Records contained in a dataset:

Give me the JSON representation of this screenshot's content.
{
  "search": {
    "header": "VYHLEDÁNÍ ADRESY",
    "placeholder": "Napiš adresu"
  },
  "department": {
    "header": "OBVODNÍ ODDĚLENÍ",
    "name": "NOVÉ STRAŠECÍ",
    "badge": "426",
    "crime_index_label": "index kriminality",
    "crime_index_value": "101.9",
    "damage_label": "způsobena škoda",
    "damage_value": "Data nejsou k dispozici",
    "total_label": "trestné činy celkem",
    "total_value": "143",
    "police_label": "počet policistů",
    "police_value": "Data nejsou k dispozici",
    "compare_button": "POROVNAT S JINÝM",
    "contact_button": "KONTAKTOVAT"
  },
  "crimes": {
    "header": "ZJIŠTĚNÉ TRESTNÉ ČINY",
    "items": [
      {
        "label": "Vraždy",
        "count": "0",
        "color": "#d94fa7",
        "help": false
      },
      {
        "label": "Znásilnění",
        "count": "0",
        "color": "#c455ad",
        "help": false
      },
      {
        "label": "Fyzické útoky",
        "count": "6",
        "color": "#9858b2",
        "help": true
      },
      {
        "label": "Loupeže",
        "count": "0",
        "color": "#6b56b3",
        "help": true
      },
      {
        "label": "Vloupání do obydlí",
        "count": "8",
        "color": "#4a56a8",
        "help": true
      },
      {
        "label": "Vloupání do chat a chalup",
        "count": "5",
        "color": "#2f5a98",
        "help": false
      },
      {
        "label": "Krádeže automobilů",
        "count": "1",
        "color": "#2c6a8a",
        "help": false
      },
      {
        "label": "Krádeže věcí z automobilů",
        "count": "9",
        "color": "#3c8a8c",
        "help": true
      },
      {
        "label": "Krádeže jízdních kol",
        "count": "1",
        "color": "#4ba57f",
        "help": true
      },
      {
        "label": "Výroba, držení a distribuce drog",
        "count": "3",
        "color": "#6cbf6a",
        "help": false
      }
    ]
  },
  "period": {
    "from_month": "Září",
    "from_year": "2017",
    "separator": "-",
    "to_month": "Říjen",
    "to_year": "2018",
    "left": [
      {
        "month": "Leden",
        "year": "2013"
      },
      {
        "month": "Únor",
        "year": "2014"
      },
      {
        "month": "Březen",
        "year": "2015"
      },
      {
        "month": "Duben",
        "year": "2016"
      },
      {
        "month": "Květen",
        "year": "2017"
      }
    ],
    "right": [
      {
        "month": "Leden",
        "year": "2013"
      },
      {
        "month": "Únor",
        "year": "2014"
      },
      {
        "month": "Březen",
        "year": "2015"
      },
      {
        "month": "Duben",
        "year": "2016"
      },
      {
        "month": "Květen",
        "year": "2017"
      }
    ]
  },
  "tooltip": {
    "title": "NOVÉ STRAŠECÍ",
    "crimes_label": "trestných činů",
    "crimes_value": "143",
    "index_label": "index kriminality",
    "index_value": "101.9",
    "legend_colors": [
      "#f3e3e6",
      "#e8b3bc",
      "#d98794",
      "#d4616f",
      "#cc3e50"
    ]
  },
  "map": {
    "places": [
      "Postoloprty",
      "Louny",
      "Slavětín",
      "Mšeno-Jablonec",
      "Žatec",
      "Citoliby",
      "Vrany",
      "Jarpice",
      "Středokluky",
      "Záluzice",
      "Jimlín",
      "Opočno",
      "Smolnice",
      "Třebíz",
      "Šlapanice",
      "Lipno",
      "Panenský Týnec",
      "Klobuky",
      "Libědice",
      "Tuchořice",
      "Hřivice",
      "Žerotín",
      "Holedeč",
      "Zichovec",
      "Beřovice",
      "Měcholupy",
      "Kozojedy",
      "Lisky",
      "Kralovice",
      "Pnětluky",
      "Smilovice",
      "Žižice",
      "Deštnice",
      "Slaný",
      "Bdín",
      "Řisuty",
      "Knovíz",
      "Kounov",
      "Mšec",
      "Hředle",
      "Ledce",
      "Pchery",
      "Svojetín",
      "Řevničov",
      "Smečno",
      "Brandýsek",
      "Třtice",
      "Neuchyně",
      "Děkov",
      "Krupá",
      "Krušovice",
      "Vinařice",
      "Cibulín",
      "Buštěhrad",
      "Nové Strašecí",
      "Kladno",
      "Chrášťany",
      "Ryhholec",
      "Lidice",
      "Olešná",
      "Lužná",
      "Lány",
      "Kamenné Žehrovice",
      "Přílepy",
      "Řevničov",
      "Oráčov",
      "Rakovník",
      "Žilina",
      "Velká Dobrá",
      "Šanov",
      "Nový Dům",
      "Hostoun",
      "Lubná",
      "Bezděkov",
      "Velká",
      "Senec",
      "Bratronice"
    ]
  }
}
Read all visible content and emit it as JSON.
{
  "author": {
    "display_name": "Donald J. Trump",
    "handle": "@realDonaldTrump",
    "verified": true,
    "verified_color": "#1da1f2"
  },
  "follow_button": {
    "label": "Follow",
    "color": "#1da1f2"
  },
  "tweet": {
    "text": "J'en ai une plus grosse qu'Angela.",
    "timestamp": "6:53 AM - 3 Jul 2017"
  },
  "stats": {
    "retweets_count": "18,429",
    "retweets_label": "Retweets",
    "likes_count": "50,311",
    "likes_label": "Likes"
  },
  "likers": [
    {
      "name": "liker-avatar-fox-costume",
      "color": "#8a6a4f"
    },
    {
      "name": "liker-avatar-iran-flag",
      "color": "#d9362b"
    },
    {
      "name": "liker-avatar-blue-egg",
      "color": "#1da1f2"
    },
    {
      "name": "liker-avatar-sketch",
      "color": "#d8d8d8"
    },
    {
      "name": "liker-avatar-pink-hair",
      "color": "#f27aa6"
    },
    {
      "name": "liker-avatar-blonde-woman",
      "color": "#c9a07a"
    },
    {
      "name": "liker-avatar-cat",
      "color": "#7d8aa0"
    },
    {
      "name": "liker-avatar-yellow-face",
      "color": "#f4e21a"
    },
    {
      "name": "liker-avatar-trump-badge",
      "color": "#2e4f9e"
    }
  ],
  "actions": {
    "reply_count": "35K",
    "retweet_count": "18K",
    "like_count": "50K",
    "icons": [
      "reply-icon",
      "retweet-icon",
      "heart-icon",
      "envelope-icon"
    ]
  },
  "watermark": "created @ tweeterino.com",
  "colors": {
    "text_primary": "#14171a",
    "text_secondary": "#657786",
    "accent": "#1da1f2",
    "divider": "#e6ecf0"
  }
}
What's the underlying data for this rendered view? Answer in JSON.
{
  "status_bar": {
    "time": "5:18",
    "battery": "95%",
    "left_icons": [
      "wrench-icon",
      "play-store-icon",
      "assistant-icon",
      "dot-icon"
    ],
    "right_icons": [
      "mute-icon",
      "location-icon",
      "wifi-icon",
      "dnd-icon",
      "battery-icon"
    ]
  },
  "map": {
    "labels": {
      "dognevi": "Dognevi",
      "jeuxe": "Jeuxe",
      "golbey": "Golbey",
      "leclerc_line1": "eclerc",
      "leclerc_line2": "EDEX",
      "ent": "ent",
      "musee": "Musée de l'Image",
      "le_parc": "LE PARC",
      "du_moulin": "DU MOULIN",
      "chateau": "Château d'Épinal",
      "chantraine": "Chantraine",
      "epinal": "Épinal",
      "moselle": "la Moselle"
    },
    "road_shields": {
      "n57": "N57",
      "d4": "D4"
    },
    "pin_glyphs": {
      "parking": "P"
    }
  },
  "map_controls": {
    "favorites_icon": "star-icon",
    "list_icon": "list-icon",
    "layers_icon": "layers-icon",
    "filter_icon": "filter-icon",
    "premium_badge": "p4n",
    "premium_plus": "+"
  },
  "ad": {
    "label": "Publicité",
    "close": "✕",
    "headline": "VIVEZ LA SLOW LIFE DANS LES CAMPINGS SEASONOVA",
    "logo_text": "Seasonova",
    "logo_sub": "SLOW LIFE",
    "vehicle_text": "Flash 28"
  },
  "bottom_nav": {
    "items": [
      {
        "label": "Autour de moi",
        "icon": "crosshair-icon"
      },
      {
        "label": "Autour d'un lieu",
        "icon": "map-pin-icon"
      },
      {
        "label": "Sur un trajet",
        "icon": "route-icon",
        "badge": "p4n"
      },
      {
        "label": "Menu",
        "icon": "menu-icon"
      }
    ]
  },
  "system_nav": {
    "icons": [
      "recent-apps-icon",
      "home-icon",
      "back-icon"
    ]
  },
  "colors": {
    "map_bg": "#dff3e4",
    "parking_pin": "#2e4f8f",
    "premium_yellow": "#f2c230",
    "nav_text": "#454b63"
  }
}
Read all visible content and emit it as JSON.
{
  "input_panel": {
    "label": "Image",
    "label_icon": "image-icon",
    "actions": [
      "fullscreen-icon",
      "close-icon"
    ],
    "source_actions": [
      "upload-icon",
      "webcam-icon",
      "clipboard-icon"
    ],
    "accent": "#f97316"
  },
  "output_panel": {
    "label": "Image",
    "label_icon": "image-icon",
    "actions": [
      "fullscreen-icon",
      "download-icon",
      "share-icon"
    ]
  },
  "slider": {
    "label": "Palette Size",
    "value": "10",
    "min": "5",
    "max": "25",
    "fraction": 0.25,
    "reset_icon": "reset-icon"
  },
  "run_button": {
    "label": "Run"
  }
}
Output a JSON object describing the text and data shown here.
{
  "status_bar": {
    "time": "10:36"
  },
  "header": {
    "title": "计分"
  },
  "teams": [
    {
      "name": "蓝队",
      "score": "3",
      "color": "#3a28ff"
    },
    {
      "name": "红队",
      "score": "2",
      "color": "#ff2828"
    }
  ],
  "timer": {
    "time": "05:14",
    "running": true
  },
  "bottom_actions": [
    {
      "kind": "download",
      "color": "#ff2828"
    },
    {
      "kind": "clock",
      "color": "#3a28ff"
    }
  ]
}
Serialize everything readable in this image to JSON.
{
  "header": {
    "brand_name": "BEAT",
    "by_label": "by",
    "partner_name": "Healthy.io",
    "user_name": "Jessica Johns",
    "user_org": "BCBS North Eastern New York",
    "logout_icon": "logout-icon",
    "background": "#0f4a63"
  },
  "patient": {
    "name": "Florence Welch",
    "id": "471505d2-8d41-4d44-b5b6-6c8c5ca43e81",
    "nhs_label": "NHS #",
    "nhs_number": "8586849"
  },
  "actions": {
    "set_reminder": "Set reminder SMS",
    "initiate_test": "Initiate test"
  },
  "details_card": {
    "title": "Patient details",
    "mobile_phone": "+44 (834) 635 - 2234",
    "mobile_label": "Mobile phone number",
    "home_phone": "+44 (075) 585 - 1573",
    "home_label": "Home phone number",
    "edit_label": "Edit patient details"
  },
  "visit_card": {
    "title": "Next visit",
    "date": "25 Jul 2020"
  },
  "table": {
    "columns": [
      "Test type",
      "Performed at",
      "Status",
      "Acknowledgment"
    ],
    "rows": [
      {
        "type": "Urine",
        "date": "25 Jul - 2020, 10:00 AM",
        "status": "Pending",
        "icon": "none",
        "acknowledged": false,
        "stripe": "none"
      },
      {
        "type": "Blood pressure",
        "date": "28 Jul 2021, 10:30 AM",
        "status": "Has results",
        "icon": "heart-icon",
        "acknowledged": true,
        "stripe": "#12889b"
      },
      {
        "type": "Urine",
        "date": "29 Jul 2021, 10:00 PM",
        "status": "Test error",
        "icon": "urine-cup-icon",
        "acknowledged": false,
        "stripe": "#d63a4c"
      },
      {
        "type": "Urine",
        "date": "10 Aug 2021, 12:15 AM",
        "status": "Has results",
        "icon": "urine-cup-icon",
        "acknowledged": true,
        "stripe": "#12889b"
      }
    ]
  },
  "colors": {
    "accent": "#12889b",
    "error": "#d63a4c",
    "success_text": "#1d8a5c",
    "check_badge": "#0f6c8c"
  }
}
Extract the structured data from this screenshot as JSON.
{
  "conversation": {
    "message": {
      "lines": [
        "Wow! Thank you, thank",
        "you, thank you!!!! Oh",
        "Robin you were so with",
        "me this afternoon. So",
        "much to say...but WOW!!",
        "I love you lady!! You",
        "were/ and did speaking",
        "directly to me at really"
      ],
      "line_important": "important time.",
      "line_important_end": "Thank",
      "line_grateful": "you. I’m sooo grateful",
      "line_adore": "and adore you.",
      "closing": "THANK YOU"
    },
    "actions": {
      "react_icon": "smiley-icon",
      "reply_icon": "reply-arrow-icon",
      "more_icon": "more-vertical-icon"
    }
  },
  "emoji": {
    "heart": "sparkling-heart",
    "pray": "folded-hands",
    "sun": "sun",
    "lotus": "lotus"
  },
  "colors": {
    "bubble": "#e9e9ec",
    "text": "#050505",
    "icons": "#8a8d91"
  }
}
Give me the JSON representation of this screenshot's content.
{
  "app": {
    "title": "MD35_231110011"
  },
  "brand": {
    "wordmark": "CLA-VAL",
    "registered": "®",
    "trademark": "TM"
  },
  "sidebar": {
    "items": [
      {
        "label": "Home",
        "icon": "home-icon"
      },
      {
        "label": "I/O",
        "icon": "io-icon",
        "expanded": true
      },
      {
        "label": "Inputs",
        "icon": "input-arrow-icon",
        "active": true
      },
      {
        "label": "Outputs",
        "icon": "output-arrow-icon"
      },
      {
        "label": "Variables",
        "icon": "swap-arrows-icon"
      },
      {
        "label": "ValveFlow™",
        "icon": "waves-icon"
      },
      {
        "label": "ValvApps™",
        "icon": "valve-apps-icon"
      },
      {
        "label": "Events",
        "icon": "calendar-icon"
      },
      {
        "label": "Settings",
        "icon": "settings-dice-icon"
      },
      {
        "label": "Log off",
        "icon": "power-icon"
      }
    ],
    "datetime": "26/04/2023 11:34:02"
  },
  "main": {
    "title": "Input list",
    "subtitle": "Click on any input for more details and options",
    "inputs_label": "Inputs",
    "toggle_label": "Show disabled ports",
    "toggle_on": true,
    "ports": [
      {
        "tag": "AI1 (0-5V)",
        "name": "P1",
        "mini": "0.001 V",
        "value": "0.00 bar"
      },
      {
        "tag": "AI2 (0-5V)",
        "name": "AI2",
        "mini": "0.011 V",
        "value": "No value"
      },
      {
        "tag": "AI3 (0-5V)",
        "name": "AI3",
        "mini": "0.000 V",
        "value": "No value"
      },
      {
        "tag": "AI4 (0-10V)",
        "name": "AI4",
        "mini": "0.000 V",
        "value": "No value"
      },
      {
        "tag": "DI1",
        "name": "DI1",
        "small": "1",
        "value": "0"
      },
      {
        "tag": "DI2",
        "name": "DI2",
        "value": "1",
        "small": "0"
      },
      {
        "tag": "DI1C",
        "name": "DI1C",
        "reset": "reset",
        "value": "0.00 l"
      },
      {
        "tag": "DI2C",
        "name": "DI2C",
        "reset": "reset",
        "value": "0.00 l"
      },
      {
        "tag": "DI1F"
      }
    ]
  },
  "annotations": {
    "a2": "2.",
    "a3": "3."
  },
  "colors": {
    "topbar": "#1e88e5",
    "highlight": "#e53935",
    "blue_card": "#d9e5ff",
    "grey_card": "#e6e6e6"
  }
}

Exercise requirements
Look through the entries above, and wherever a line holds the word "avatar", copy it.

Your solution
      "name": "liker-avatar-fox-costume",
      "name": "liker-avatar-iran-flag",
      "name": "liker-avatar-blue-egg",
      "name": "liker-avatar-sketch",
      "name": "liker-avatar-pink-hair",
      "name": "liker-avatar-blonde-woman",
      "name": "liker-avatar-cat",
      "name": "liker-avatar-yellow-face",
      "name": "liker-avatar-trump-badge",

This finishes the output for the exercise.